Readers will discover key mathematical revelations, foundational texts, and sophisticated writings by Latin, Hebrew, and Arabic-speaking mathematicians such as Abner of Burgos’s elegant arguments proving results on the conchoid—a curve previously unknown in medieval Europe, Levi ben Gershon’s use of mathematical induction in combinatorial proofs, and Al- Mu’taman Ibn Hud’s extensive survey of mathematics that included proofs of Heron’s Theorem and Ceva’s Theorem. The book includes a general introduction, section introductions, footnotes, and references.

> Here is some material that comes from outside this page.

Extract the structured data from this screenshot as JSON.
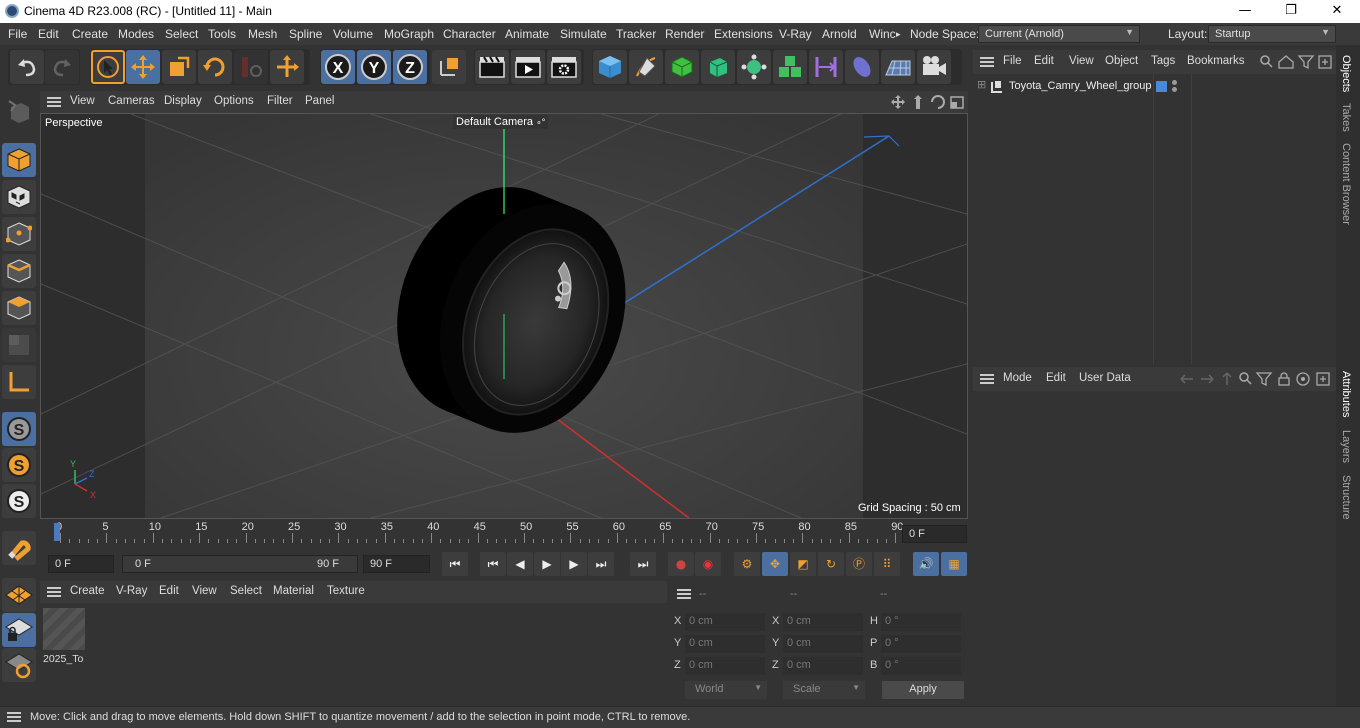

  • Frontmatter, pg. i
  • Contents, pg. v
  • Preface, pg. xi
  • Permissions, pg. xiii
  • General Introduction, pg. 1
  • Chapter 1. The Latin Mathematics of Medieval Europe, pg. 4
  • Chapter 2. Mathematics in Hebrew in Medieval Europe, pg. 224
  • Chapter 3. Mathematics in the Islamic World in Medieval Spain and North Africa, pg. 381
  • Appendices, pg. 549
  • Editors and Contributors, pg. 567
  • Index, pg. 571

"An equal to its companion volume,The Mathematics of Egypt, Mesopotamia, China, India, and Islam: A Sourcebook this scholarly effort fills a noticeable void. . . . Any individual who enjoys mathematics will learn a great amount about mathematical history in a context that is often not discussed or covered."--Choice

Victor J. Katz is professor of mathematics emeritus
at the University of the District of Columbia. Menso
Folkerts is professor emeritus of the history of science
at the Ludwig Maximilian University of Munich.
Barnabas Hughes is professor emeritus of secondary
education at California State University, Northridge.
Roi Wagner is a research fellow at the Minerva
Humanities Center at Tel Aviv University. J. Lennart
Berggren is professor emeritus of the history of
mathematics at Simon Fraser University in Canada.